Take some time to assess your home and your heating and cooling system. There are several indicators of poorly performing ducts:

  • An older heating and cooling system with ductwork that has not been inspected and maintained.
  • Typically high summer and winter energy bills.
  • Rooms that are difficult to maintain at a comfortable temperature.
  • Certain rooms that always feel stuffy and uncomfortable.
  • Ductwork that runs through crawlspaces or the attic.

Steps to Improving Duct Performance
Ductwork is often hidden in walls and ceilings, so it can often be difficult to repair. There are some things that you can do, however, to make your ducts more energy efficient:

  • Seal air leaks in all ductwork that you can access, such as in attics or basements, with mastic* sealant or metal tape. Do not use duct tape, which tends to crack and peel off.
  • Ensure that connections at vents and registers are well-sealed. These are good places to find disconnected duct joints.
  • Insulate ductwork in all unheated areas, such as attics and crawlspaces. The U.S. EPA recommends insulation with an R-value of 6 or higher.
  • Contact an HVAC professional if you suspect more serious ductwork problems. They can inspect your duct system and evaluate your supply and return air balance.
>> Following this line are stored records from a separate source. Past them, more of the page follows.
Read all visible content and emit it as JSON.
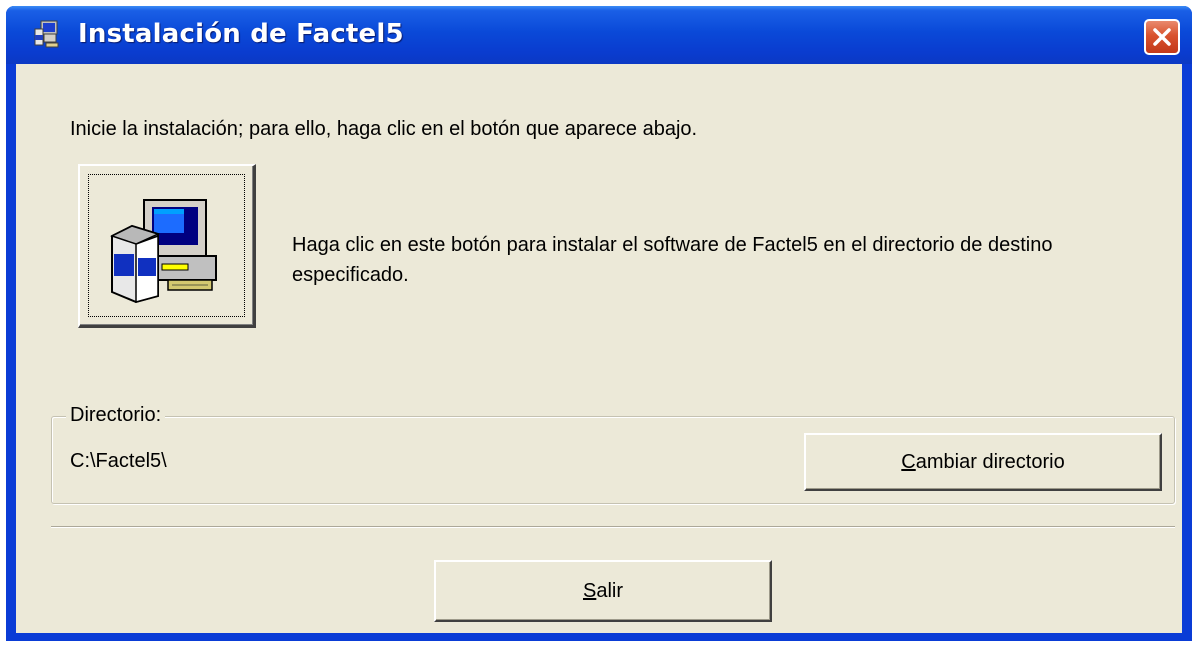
{
  "window": {
    "title": "Instalación de Factel5",
    "title_icon": "setup-computer-icon",
    "close_icon": "close-x-icon"
  },
  "main": {
    "instruction": "Inicie la instalación; para ello, haga clic en el botón que aparece abajo.",
    "setup_button_icon": "setup-computer-icon",
    "description": "Haga clic en este botón para instalar el software de Factel5 en el directorio de destino especificado."
  },
  "directory": {
    "group_label": "Directorio:",
    "path": "C:\\Factel5\\",
    "change_button_mnemonic": "C",
    "change_button_rest": "ambiar directorio"
  },
  "footer": {
    "exit_button_mnemonic": "S",
    "exit_button_rest": "alir"
  },
  "colors": {
    "titlebar": "#0a49d8",
    "client_bg": "#ece9d8",
    "close_button": "#d9532e"
  }
}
If necessary, they will repair or replace damaged ductwork or reroute your system.

* Mastic is a a waterproof, putty-like paste used in building as a joint-sealer or filler.